Your copy should repeat the data that follows exactly and contain no image.

§ **Dataset records**:
##########

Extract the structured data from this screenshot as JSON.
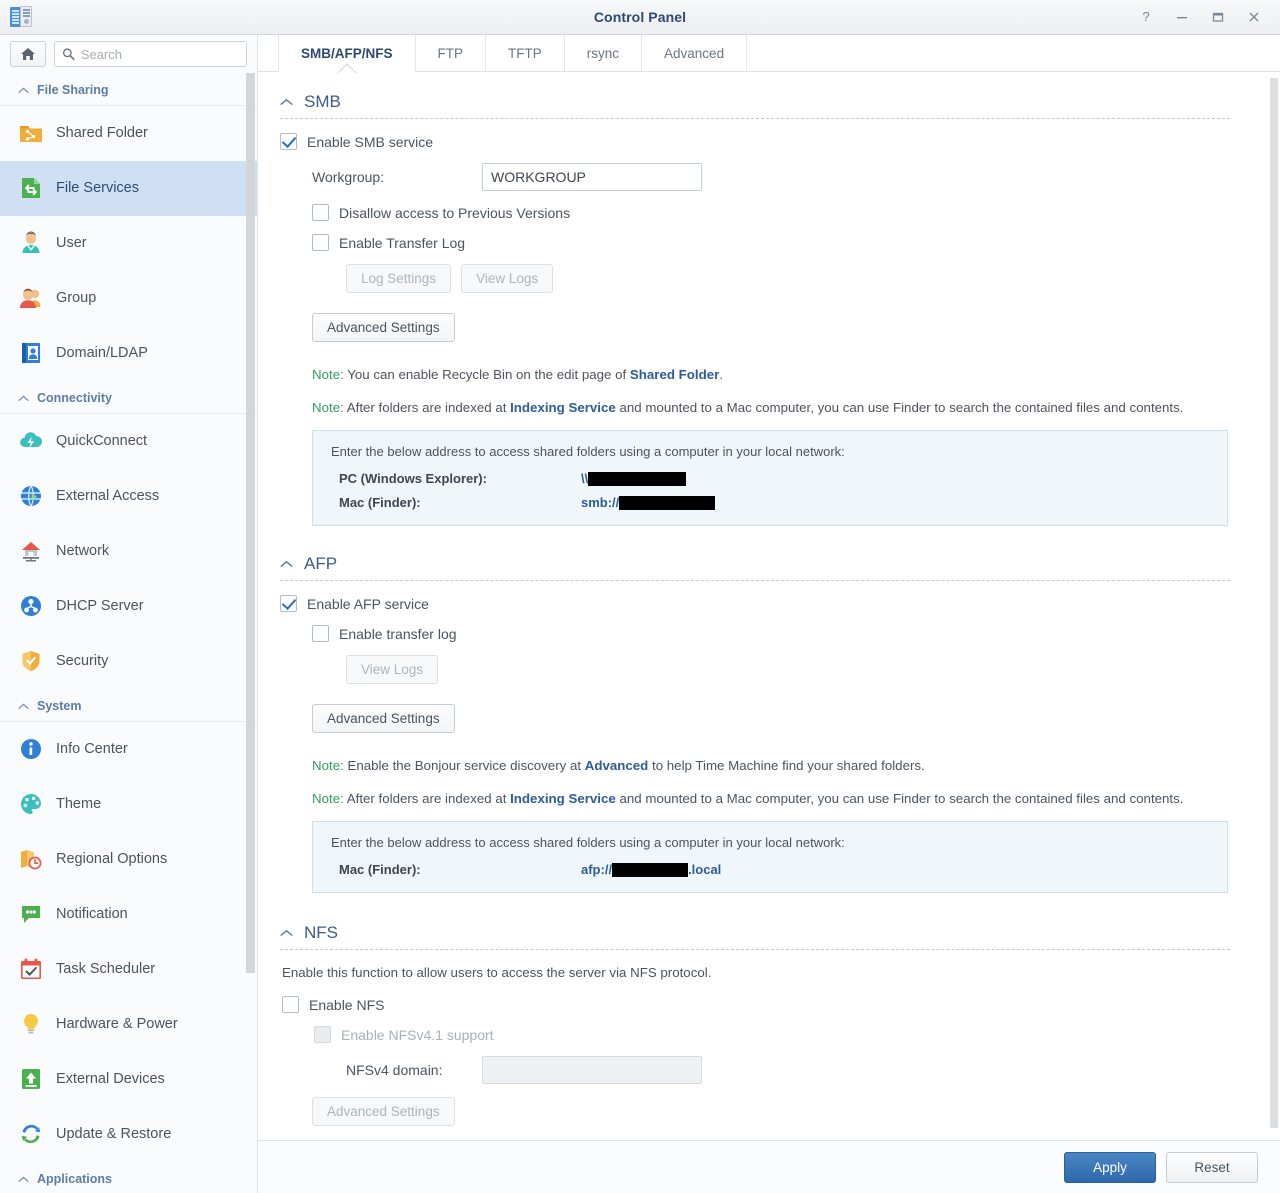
{
  "window": {
    "title": "Control Panel",
    "controls": [
      {
        "name": "help-button",
        "glyph": "?"
      },
      {
        "name": "minimize-button",
        "glyph": "–"
      },
      {
        "name": "maximize-button",
        "glyph": "□"
      },
      {
        "name": "close-button",
        "glyph": "✕"
      }
    ]
  },
  "sidebar": {
    "home_tooltip": "Home",
    "search": {
      "value": "",
      "placeholder": "Search"
    },
    "groups": [
      {
        "label": "File Sharing",
        "items": [
          {
            "label": "Shared Folder",
            "icon": "shared-folder-icon",
            "active": false
          },
          {
            "label": "File Services",
            "icon": "file-services-icon",
            "active": true
          },
          {
            "label": "User",
            "icon": "user-icon",
            "active": false
          },
          {
            "label": "Group",
            "icon": "group-icon",
            "active": false
          },
          {
            "label": "Domain/LDAP",
            "icon": "domain-ldap-icon",
            "active": false
          }
        ]
      },
      {
        "label": "Connectivity",
        "items": [
          {
            "label": "QuickConnect",
            "icon": "quickconnect-icon",
            "active": false
          },
          {
            "label": "External Access",
            "icon": "external-access-icon",
            "active": false
          },
          {
            "label": "Network",
            "icon": "network-icon",
            "active": false
          },
          {
            "label": "DHCP Server",
            "icon": "dhcp-server-icon",
            "active": false
          },
          {
            "label": "Security",
            "icon": "security-icon",
            "active": false
          }
        ]
      },
      {
        "label": "System",
        "items": [
          {
            "label": "Info Center",
            "icon": "info-center-icon",
            "active": false
          },
          {
            "label": "Theme",
            "icon": "theme-icon",
            "active": false
          },
          {
            "label": "Regional Options",
            "icon": "regional-options-icon",
            "active": false
          },
          {
            "label": "Notification",
            "icon": "notification-icon",
            "active": false
          },
          {
            "label": "Task Scheduler",
            "icon": "task-scheduler-icon",
            "active": false
          },
          {
            "label": "Hardware & Power",
            "icon": "hardware-power-icon",
            "active": false
          },
          {
            "label": "External Devices",
            "icon": "external-devices-icon",
            "active": false
          },
          {
            "label": "Update & Restore",
            "icon": "update-restore-icon",
            "active": false
          }
        ]
      },
      {
        "label": "Applications",
        "items": []
      }
    ]
  },
  "tabs": [
    {
      "label": "SMB/AFP/NFS",
      "active": true
    },
    {
      "label": "FTP",
      "active": false
    },
    {
      "label": "TFTP",
      "active": false
    },
    {
      "label": "rsync",
      "active": false
    },
    {
      "label": "Advanced",
      "active": false
    }
  ],
  "smb": {
    "section_title": "SMB",
    "enable_label": "Enable SMB service",
    "enable_checked": true,
    "workgroup_label": "Workgroup:",
    "workgroup_value": "WORKGROUP",
    "disallow_label": "Disallow access to Previous Versions",
    "disallow_checked": false,
    "transfer_log_label": "Enable Transfer Log",
    "transfer_log_checked": false,
    "log_settings_button": "Log Settings",
    "view_logs_button": "View Logs",
    "advanced_settings_button": "Advanced Settings",
    "note1_lead": "Note:",
    "note1_a": " You can enable Recycle Bin on the edit page of ",
    "note1_link": "Shared Folder",
    "note1_b": ".",
    "note2_lead": "Note:",
    "note2_a": " After folders are indexed at ",
    "note2_link": "Indexing Service",
    "note2_b": " and mounted to a Mac computer, you can use Finder to search the contained files and contents.",
    "info_intro": "Enter the below address to access shared folders using a computer in your local network:",
    "pc_key": "PC (Windows Explorer):",
    "pc_prefix": "\\\\",
    "mac_key": "Mac (Finder):",
    "mac_prefix": "smb://"
  },
  "afp": {
    "section_title": "AFP",
    "enable_label": "Enable AFP service",
    "enable_checked": true,
    "transfer_log_label": "Enable transfer log",
    "transfer_log_checked": false,
    "view_logs_button": "View Logs",
    "advanced_settings_button": "Advanced Settings",
    "note1_lead": "Note:",
    "note1_a": " Enable the Bonjour service discovery at ",
    "note1_link": "Advanced",
    "note1_b": " to help Time Machine find your shared folders.",
    "note2_lead": "Note:",
    "note2_a": " After folders are indexed at ",
    "note2_link": "Indexing Service",
    "note2_b": " and mounted to a Mac computer, you can use Finder to search the contained files and contents.",
    "info_intro": "Enter the below address to access shared folders using a computer in your local network:",
    "mac_key": "Mac (Finder):",
    "mac_prefix": "afp://",
    "mac_suffix": ".local"
  },
  "nfs": {
    "section_title": "NFS",
    "description": "Enable this function to allow users to access the server via NFS protocol.",
    "enable_label": "Enable NFS",
    "enable_checked": false,
    "nfsv41_label": "Enable NFSv4.1 support",
    "nfsv41_checked": false,
    "nfsv41_disabled": true,
    "domain_label": "NFSv4 domain:",
    "domain_value": "",
    "advanced_settings_button": "Advanced Settings"
  },
  "footer": {
    "apply_label": "Apply",
    "reset_label": "Reset"
  },
  "colors": {
    "accent": "#2c4a72",
    "primary_button": "#2f69ad",
    "active_sidebar": "#cfe0f4",
    "note_lead": "#2f9e5e",
    "link": "#2c5c99",
    "infobox_bg": "#f0f7fb"
  }
}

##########

§ **Written reply**:
Extract the structured data from this screenshot as JSON.
{
  "window": {
    "title": "Control Panel",
    "controls": [
      {
        "name": "help-button",
        "glyph": "?"
      },
      {
        "name": "minimize-button",
        "glyph": "–"
      },
      {
        "name": "maximize-button",
        "glyph": "□"
      },
      {
        "name": "close-button",
        "glyph": "✕"
      }
    ]
  },
  "sidebar": {
    "home_tooltip": "Home",
    "search": {
      "value": "",
      "placeholder": "Search"
    },
    "groups": [
      {
        "label": "File Sharing",
        "items": [
          {
            "label": "Shared Folder",
            "icon": "shared-folder-icon",
            "active": false
          },
          {
            "label": "File Services",
            "icon": "file-services-icon",
            "active": true
          },
          {
            "label": "User",
            "icon": "user-icon",
            "active": false
          },
          {
            "label": "Group",
            "icon": "group-icon",
            "active": false
          },
          {
            "label": "Domain/LDAP",
            "icon": "domain-ldap-icon",
            "active": false
          }
        ]
      },
      {
        "label": "Connectivity",
        "items": [
          {
            "label": "QuickConnect",
            "icon": "quickconnect-icon",
            "active": false
          },
          {
            "label": "External Access",
            "icon": "external-access-icon",
            "active": false
          },
          {
            "label": "Network",
            "icon": "network-icon",
            "active": false
          },
          {
            "label": "DHCP Server",
            "icon": "dhcp-server-icon",
            "active": false
          },
          {
            "label": "Security",
            "icon": "security-icon",
            "active": false
          }
        ]
      },
      {
        "label": "System",
        "items": [
          {
            "label": "Info Center",
            "icon": "info-center-icon",
            "active": false
          },
          {
            "label": "Theme",
            "icon": "theme-icon",
            "active": false
          },
          {
            "label": "Regional Options",
            "icon": "regional-options-icon",
            "active": false
          },
          {
            "label": "Notification",
            "icon": "notification-icon",
            "active": false
          },
          {
            "label": "Task Scheduler",
            "icon": "task-scheduler-icon",
            "active": false
          },
          {
            "label": "Hardware & Power",
            "icon": "hardware-power-icon",
            "active": false
          },
          {
            "label": "External Devices",
            "icon": "external-devices-icon",
            "active": false
          },
          {
            "label": "Update & Restore",
            "icon": "update-restore-icon",
            "active": false
          }
        ]
      },
      {
        "label": "Applications",
        "items": []
      }
    ]
  },
  "tabs": [
    {
      "label": "SMB/AFP/NFS",
      "active": true
    },
    {
      "label": "FTP",
      "active": false
    },
    {
      "label": "TFTP",
      "active": false
    },
    {
      "label": "rsync",
      "active": false
    },
    {
      "label": "Advanced",
      "active": false
    }
  ],
  "smb": {
    "section_title": "SMB",
    "enable_label": "Enable SMB service",
    "enable_checked": true,
    "workgroup_label": "Workgroup:",
    "workgroup_value": "WORKGROUP",
    "disallow_label": "Disallow access to Previous Versions",
    "disallow_checked": false,
    "transfer_log_label": "Enable Transfer Log",
    "transfer_log_checked": false,
    "log_settings_button": "Log Settings",
    "view_logs_button": "View Logs",
    "advanced_settings_button": "Advanced Settings",
    "note1_lead": "Note:",
    "note1_a": " You can enable Recycle Bin on the edit page of ",
    "note1_link": "Shared Folder",
    "note1_b": ".",
    "note2_lead": "Note:",
    "note2_a": " After folders are indexed at ",
    "note2_link": "Indexing Service",
    "note2_b": " and mounted to a Mac computer, you can use Finder to search the contained files and contents.",
    "info_intro": "Enter the below address to access shared folders using a computer in your local network:",
    "pc_key": "PC (Windows Explorer):",
    "pc_prefix": "\\\\",
    "mac_key": "Mac (Finder):",
    "mac_prefix": "smb://"
  },
  "afp": {
    "section_title": "AFP",
    "enable_label": "Enable AFP service",
    "enable_checked": true,
    "transfer_log_label": "Enable transfer log",
    "transfer_log_checked": false,
    "view_logs_button": "View Logs",
    "advanced_settings_button": "Advanced Settings",
    "note1_lead": "Note:",
    "note1_a": " Enable the Bonjour service discovery at ",
    "note1_link": "Advanced",
    "note1_b": " to help Time Machine find your shared folders.",
    "note2_lead": "Note:",
    "note2_a": " After folders are indexed at ",
    "note2_link": "Indexing Service",
    "note2_b": " and mounted to a Mac computer, you can use Finder to search the contained files and contents.",
    "info_intro": "Enter the below address to access shared folders using a computer in your local network:",
    "mac_key": "Mac (Finder):",
    "mac_prefix": "afp://",
    "mac_suffix": ".local"
  },
  "nfs": {
    "section_title": "NFS",
    "description": "Enable this function to allow users to access the server via NFS protocol.",
    "enable_label": "Enable NFS",
    "enable_checked": false,
    "nfsv41_label": "Enable NFSv4.1 support",
    "nfsv41_checked": false,
    "nfsv41_disabled": true,
    "domain_label": "NFSv4 domain:",
    "domain_value": "",
    "advanced_settings_button": "Advanced Settings"
  },
  "footer": {
    "apply_label": "Apply",
    "reset_label": "Reset"
  },
  "colors": {
    "accent": "#2c4a72",
    "primary_button": "#2f69ad",
    "active_sidebar": "#cfe0f4",
    "note_lead": "#2f9e5e",
    "link": "#2c5c99",
    "infobox_bg": "#f0f7fb"
  }
}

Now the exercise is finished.